Acute Heart Failure

This is the first of what we hope will be a permanent feature, of the Roadside to Resus podcasts. We’ve been joined by James Yates, a Critical Care Paramedic with the Great Western Air Ambulance to make it a truly multidisciplinary team. Each monthly episode we’ll be discussing acute presentations, including the latest and most influential evidence base surrounding them. We really want  to break down some barriers between pre-hospital and in hospital teams and it soon becomes evident in this first podcast that many of the problems we face are shared throughout the patient journey and across disciplines!

We’re starting off with Acute Heart Failure and in the podcast we run through;

  • The underlying physiology and help explain the different problems we may find in each subset
  • The keys to diagnosis, including the most predictive parts of history and examination
  • We discuss the evidence base for treatment and the trends of use both pre and in-hospital
  • We talk about CPAP and whether the evidence supports it’s use
  • Finally, the direction that further treatment in the UK may move


Heart failure is a hugely common problem and when patients present in Acute Heart Failure (AHF) they can be BIG sick.

It can be easy to think of  the term AHF as an ultimate diagnosis, but getting upper in and a really good grip on the physiology leading to the failure of the cardiovascular system mean we can really tailor evaluation and treatment to the specific area our patients are suffering with.

First of all, whats the definition?
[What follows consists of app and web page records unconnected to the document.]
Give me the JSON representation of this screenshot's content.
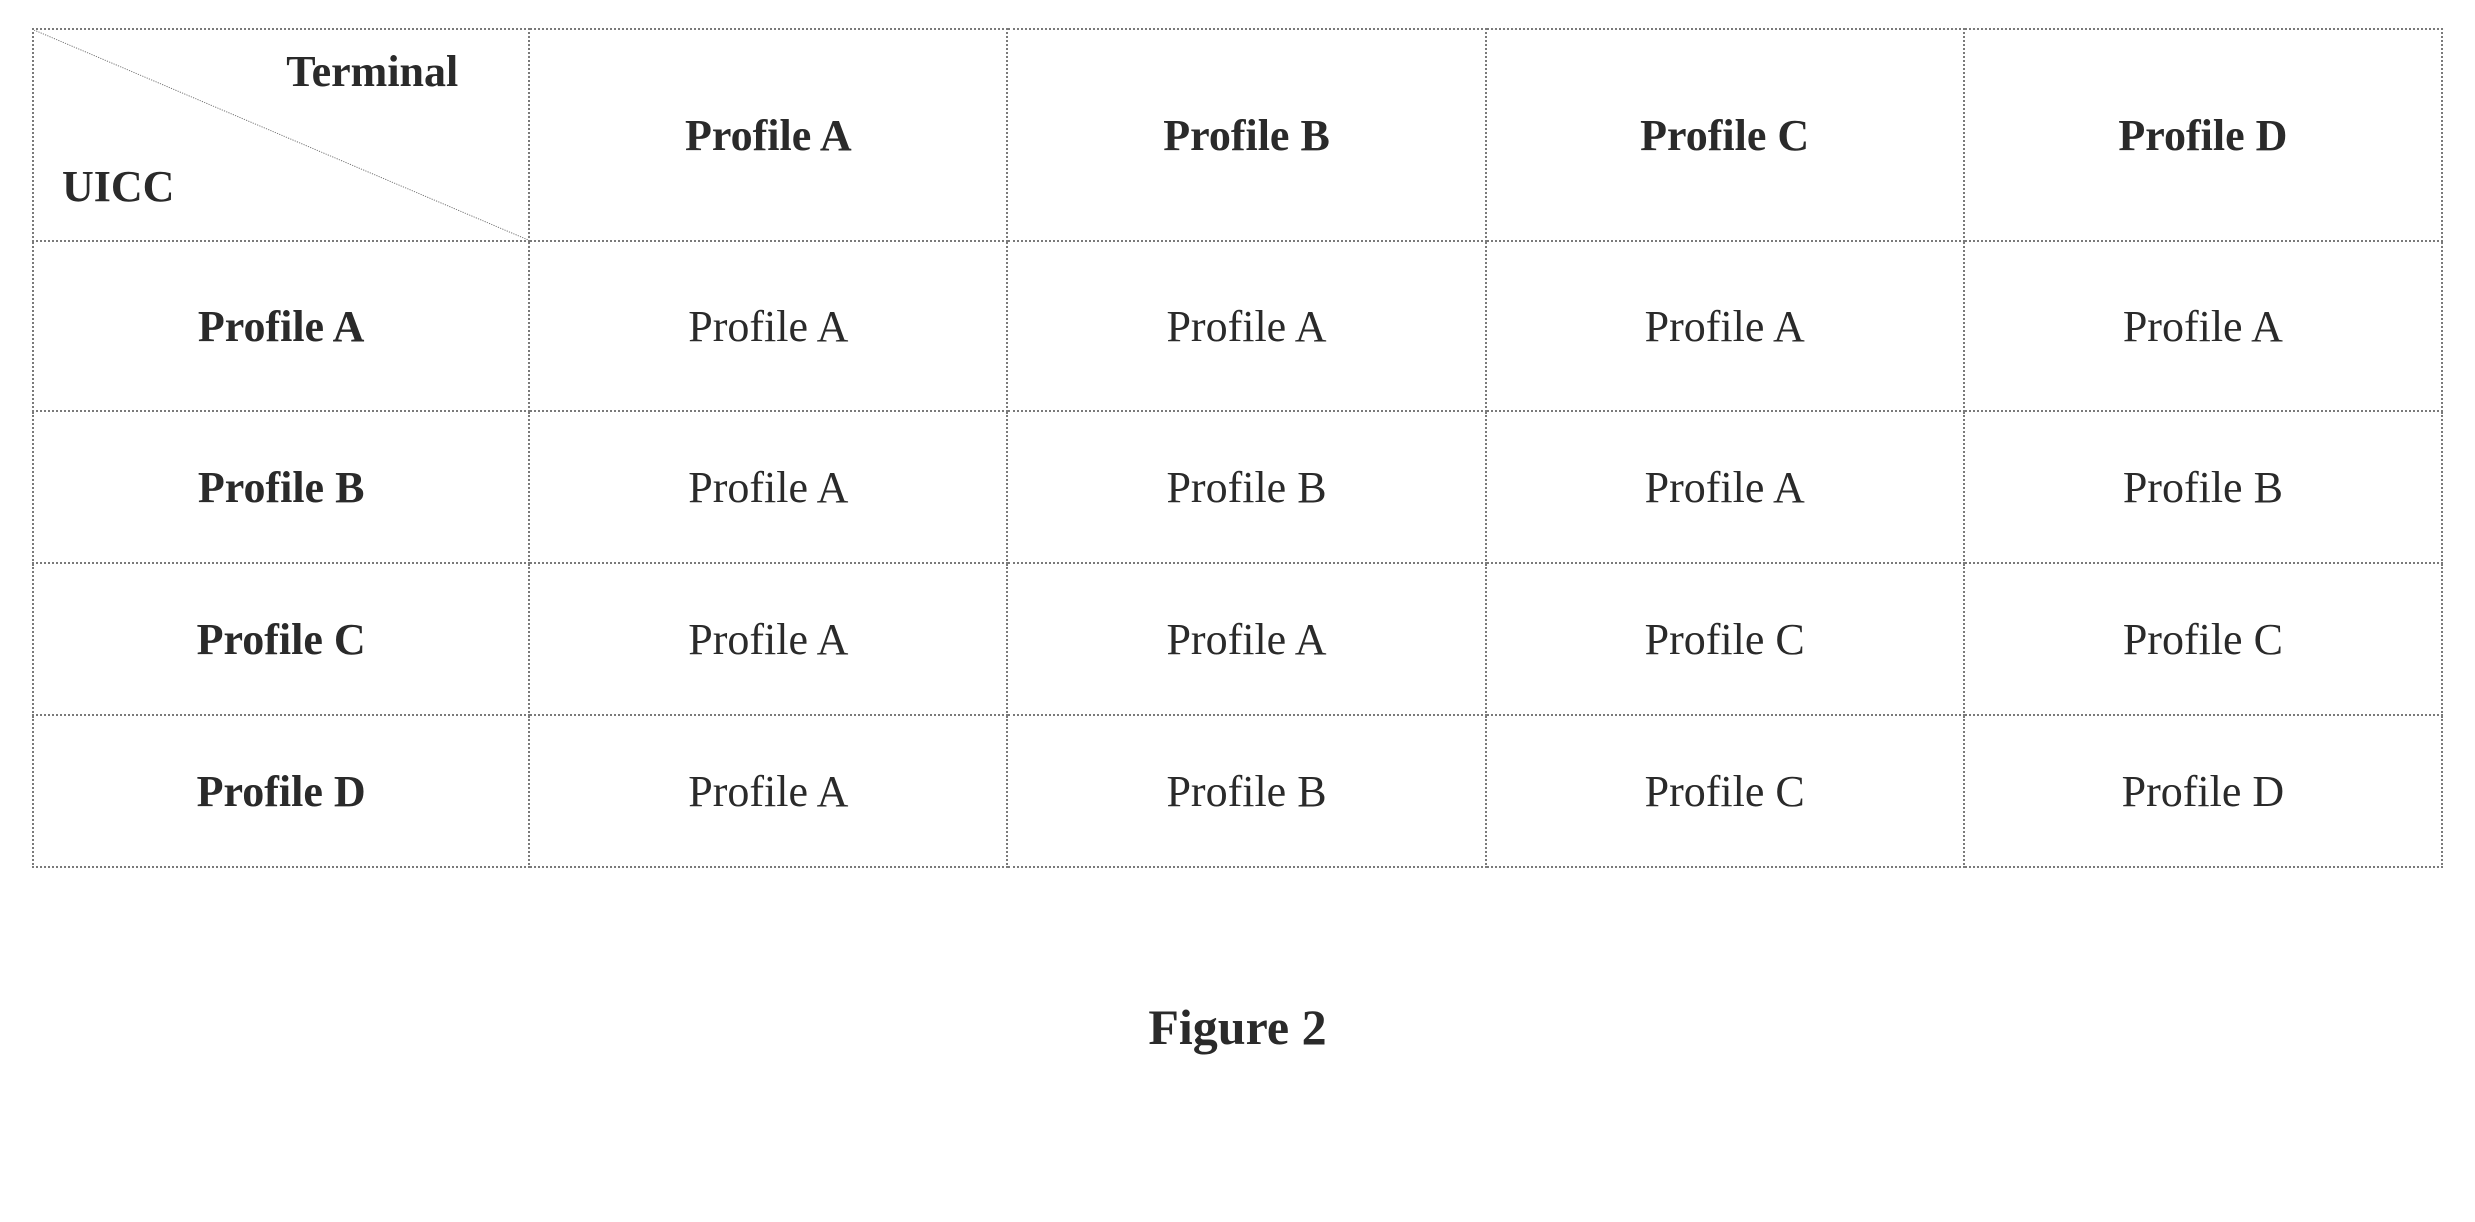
{
  "table": {
    "corner": {
      "top": "Terminal",
      "bottom": "UICC"
    },
    "col_headers": [
      "Profile A",
      "Profile B",
      "Profile C",
      "Profile D"
    ],
    "rows": [
      {
        "header": "Profile A",
        "cells": [
          "Profile A",
          "Profile A",
          "Profile A",
          "Profile A"
        ]
      },
      {
        "header": "Profile B",
        "cells": [
          "Profile A",
          "Profile B",
          "Profile A",
          "Profile B"
        ]
      },
      {
        "header": "Profile C",
        "cells": [
          "Profile A",
          "Profile A",
          "Profile C",
          "Profile C"
        ]
      },
      {
        "header": "Profile D",
        "cells": [
          "Profile A",
          "Profile B",
          "Profile C",
          "Profile D"
        ]
      }
    ]
  },
  "caption": "Figure 2",
  "chart_data": {
    "type": "table",
    "title": "Figure 2",
    "x_axis_label": "Terminal",
    "y_axis_label": "UICC",
    "columns": [
      "Profile A",
      "Profile B",
      "Profile C",
      "Profile D"
    ],
    "rows": [
      "Profile A",
      "Profile B",
      "Profile C",
      "Profile D"
    ],
    "values": [
      [
        "Profile A",
        "Profile A",
        "Profile A",
        "Profile A"
      ],
      [
        "Profile A",
        "Profile B",
        "Profile A",
        "Profile B"
      ],
      [
        "Profile A",
        "Profile A",
        "Profile C",
        "Profile C"
      ],
      [
        "Profile A",
        "Profile B",
        "Profile C",
        "Profile D"
      ]
    ]
  }
}
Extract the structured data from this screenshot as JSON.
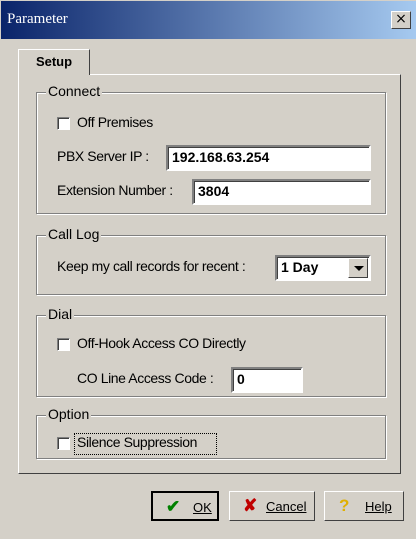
{
  "window": {
    "title": "Parameter",
    "close_glyph": "×"
  },
  "tab": {
    "label": "Setup"
  },
  "connect": {
    "legend": "Connect",
    "off_premises_label": "Off Premises",
    "off_premises_checked": false,
    "pbx_label": "PBX Server IP :",
    "pbx_value": "192.168.63.254",
    "extension_label": "Extension Number :",
    "extension_value": "3804"
  },
  "call_log": {
    "legend": "Call Log",
    "keep_label": "Keep my call records for recent :",
    "keep_value": "1 Day"
  },
  "dial": {
    "legend": "Dial",
    "offhook_label": "Off-Hook Access CO Directly",
    "offhook_checked": false,
    "co_label": "CO Line Access Code :",
    "co_value": "0"
  },
  "option": {
    "legend": "Option",
    "silence_label": "Silence Suppression",
    "silence_checked": false
  },
  "buttons": {
    "ok": {
      "label": "OK",
      "icon": "check-icon",
      "color": "#008000"
    },
    "cancel": {
      "label": "Cancel",
      "icon": "x-icon",
      "color": "#c00000"
    },
    "help": {
      "label": "Help",
      "icon": "question-icon",
      "color": "#e0b000"
    }
  }
}
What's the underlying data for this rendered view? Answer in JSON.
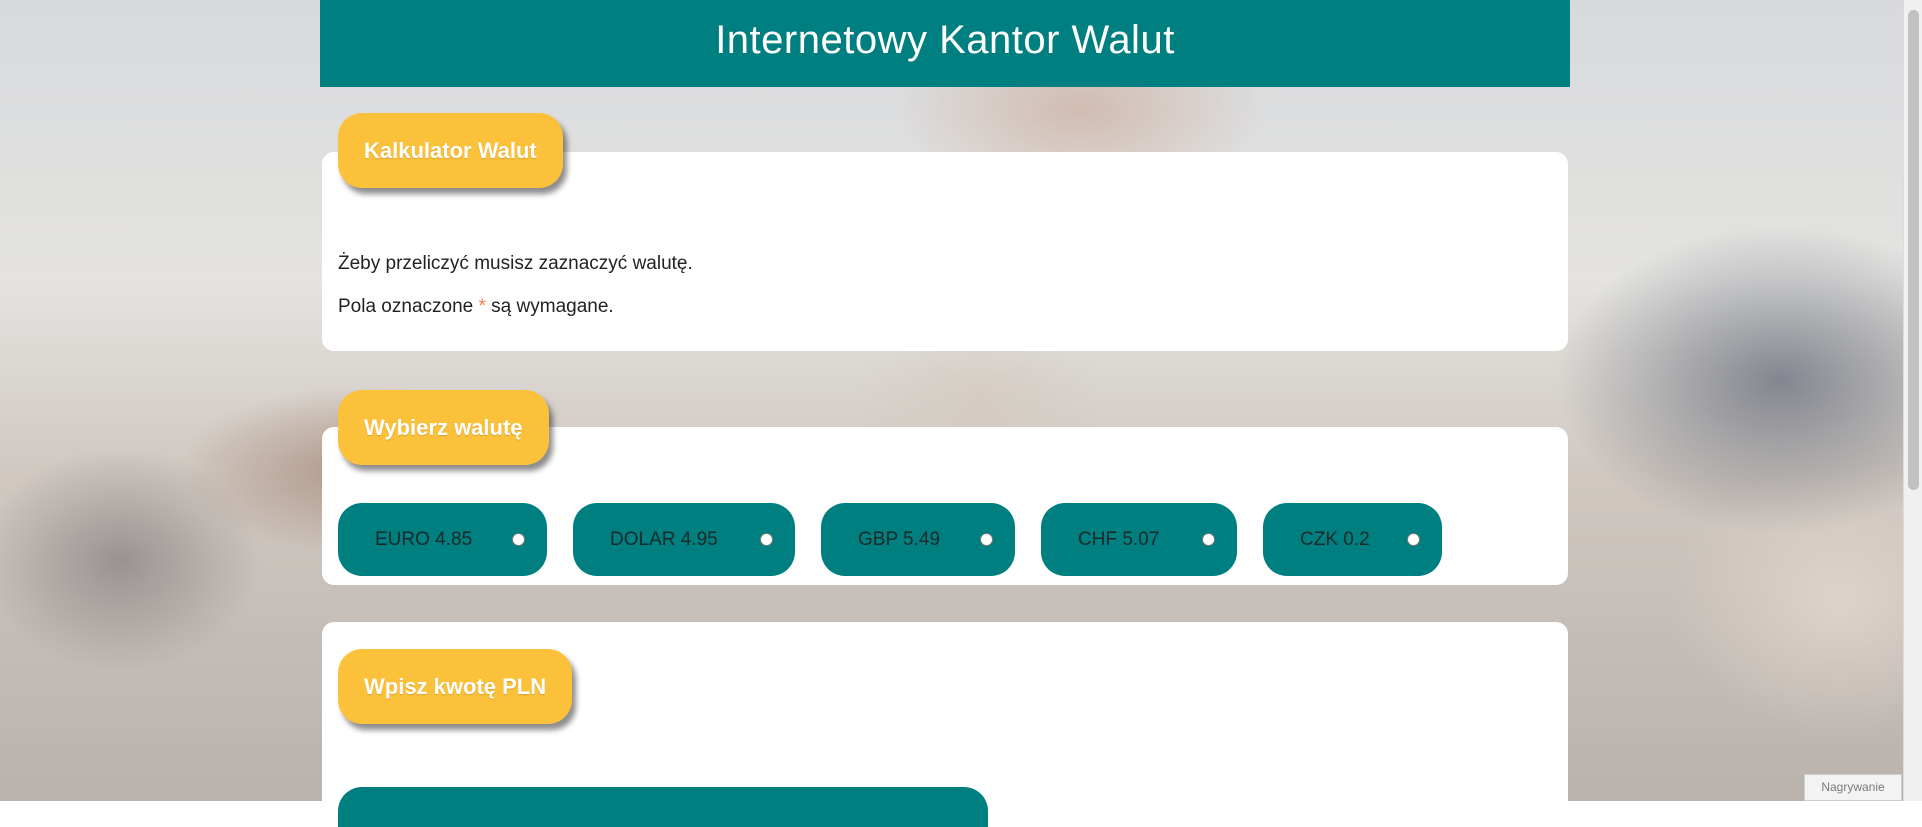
{
  "header": {
    "title": "Internetowy Kantor Walut"
  },
  "calculator": {
    "heading": "Kalkulator Walut",
    "note_select": "Żeby przeliczyć musisz zaznaczyć walutę.",
    "note_required_prefix": "Pola oznaczone ",
    "note_required_star": "*",
    "note_required_suffix": " są wymagane."
  },
  "currency_section": {
    "heading": "Wybierz walutę",
    "options": [
      {
        "label": "EURO 4.85"
      },
      {
        "label": "DOLAR 4.95"
      },
      {
        "label": "GBP 5.49"
      },
      {
        "label": "CHF 5.07"
      },
      {
        "label": "CZK 0.2"
      }
    ]
  },
  "amount_section": {
    "heading": "Wpisz kwotę PLN"
  },
  "overlay": {
    "recording_label": "Nagrywanie"
  },
  "colors": {
    "primary": "#007f80",
    "accent": "#fcc13a",
    "required_star": "#ff7a45"
  }
}
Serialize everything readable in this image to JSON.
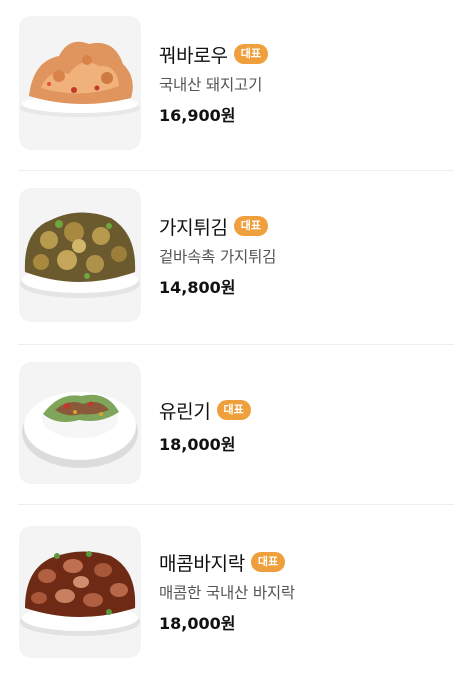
{
  "menu": {
    "items": [
      {
        "name": "꿔바로우",
        "badge": "대표",
        "description": "국내산 돼지고기",
        "price": "16,900원",
        "image": "fried-pork-image"
      },
      {
        "name": "가지튀김",
        "badge": "대표",
        "description": "겉바속촉 가지튀김",
        "price": "14,800원",
        "image": "fried-eggplant-image"
      },
      {
        "name": "유린기",
        "badge": "대표",
        "description": "",
        "price": "18,000원",
        "image": "yuringi-image"
      },
      {
        "name": "매콤바지락",
        "badge": "대표",
        "description": "매콤한 국내산 바지락",
        "price": "18,000원",
        "image": "spicy-clam-image"
      }
    ]
  },
  "colors": {
    "badge": "#ef9f3c",
    "thumb_bg": "#f4f4f4",
    "divider": "#eeeeee",
    "desc_text": "#555555"
  }
}
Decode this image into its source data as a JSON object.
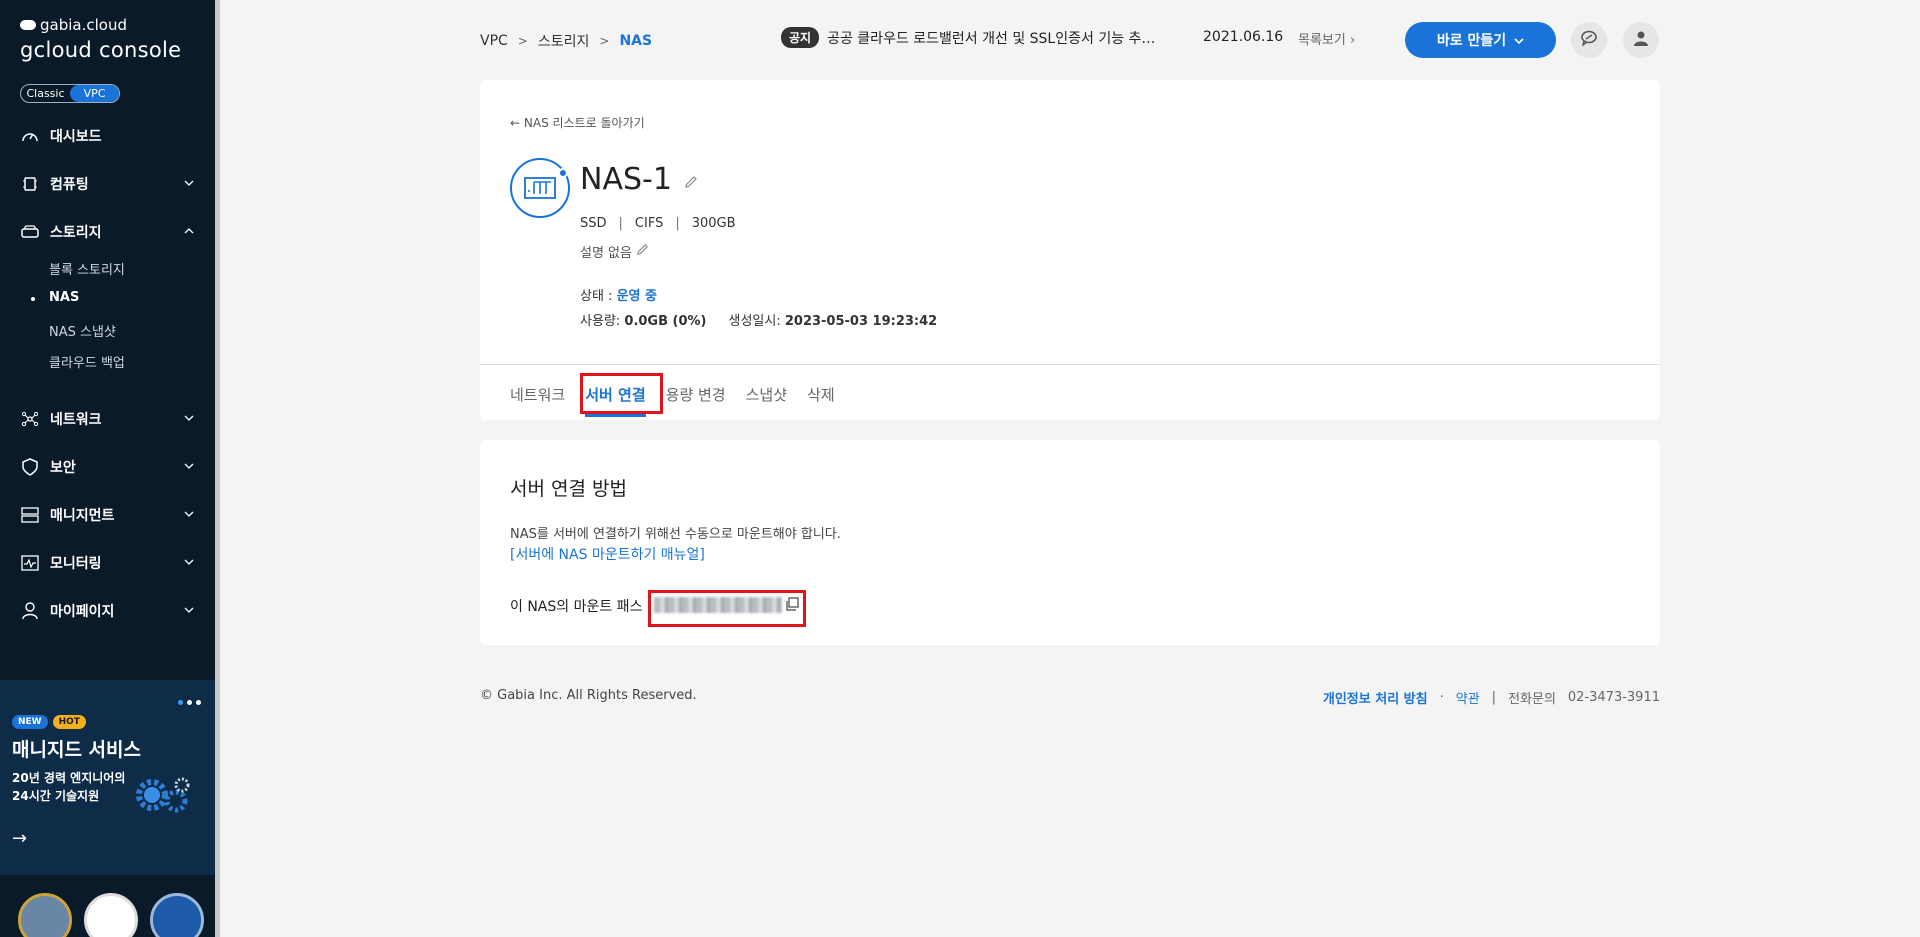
{
  "sidebar": {
    "brand_small": "gabia.cloud",
    "brand_main": "gcloud console",
    "mode_toggle": {
      "classic": "Classic",
      "vpc": "VPC"
    },
    "nav": {
      "dashboard": "대시보드",
      "computing": "컴퓨팅",
      "storage": "스토리지",
      "network": "네트워크",
      "security": "보안",
      "management": "매니지먼트",
      "monitoring": "모니터링",
      "mypage": "마이페이지"
    },
    "storage_sub": {
      "block": "블록 스토리지",
      "nas": "NAS",
      "nas_snapshot": "NAS 스냅샷",
      "cloud_backup": "클라우드 백업"
    },
    "promo": {
      "badge_new": "NEW",
      "badge_hot": "HOT",
      "title": "매니지드 서비스",
      "desc": "20년 경력 엔지니어의 24시간 기술지원"
    }
  },
  "header": {
    "breadcrumb": {
      "l1": "VPC",
      "l2": "스토리지",
      "l3": "NAS"
    },
    "notice": {
      "tag": "공지",
      "text": "공공 클라우드 로드밸런서 개선 및 SSL인증서 기능 추…",
      "date": "2021.06.16",
      "more": "목록보기"
    },
    "create_button": "바로 만들기"
  },
  "detail": {
    "back_link": "NAS 리스트로 돌아가기",
    "name": "NAS-1",
    "specs": {
      "disk": "SSD",
      "protocol": "CIFS",
      "size": "300GB"
    },
    "description": "설명 없음",
    "status_label": "상태 : ",
    "status_value": "운영 중",
    "usage_label": "사용량: ",
    "usage_value": "0.0GB (0%)",
    "created_label": "생성일시: ",
    "created_value": "2023-05-03 19:23:42",
    "tabs": {
      "network": "네트워크",
      "server_connect": "서버 연결",
      "resize": "용량 변경",
      "snapshot": "스냅샷",
      "delete": "삭제"
    }
  },
  "connect": {
    "title": "서버 연결 방법",
    "desc": "NAS를 서버에 연결하기 위해선 수동으로 마운트해야 합니다.",
    "manual_link": "[서버에 NAS 마운트하기 매뉴얼]",
    "mount_label": "이 NAS의 마운트 패스"
  },
  "footer": {
    "copyright": "© Gabia Inc. All Rights Reserved.",
    "privacy": "개인정보 처리 방침",
    "terms": "약관",
    "phone_label": "전화문의",
    "phone": "02-3473-3911"
  }
}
Well the European Society of Cardiology (ESC) clarify it as the following;

AHF refers to rapid onset or worsening of symptoms and/or signs of HF. It is a life-threatening medical condition requiring urgent evaluation and treatment, typically leading to urgent hospital admission.

AHF may present as a first occurrence (de novo) or, more frequently, as a consequence of acute decompensation of chronic HF, and may be caused by primary cardiac dysfunction or precipitated by extrinsic factors, often in patients with chronic HF.

The ESC sub categorises AHF as follows, we refer to this in the podcast.

Once again we hope you find the podcast useful. Get in touch with any comments, questions or suggestions for further topics. Most of all don’t take our word for it, but make sure you delve into the references yourself and make up your own mind.



Leave a Reply

© 2024 The Resus Room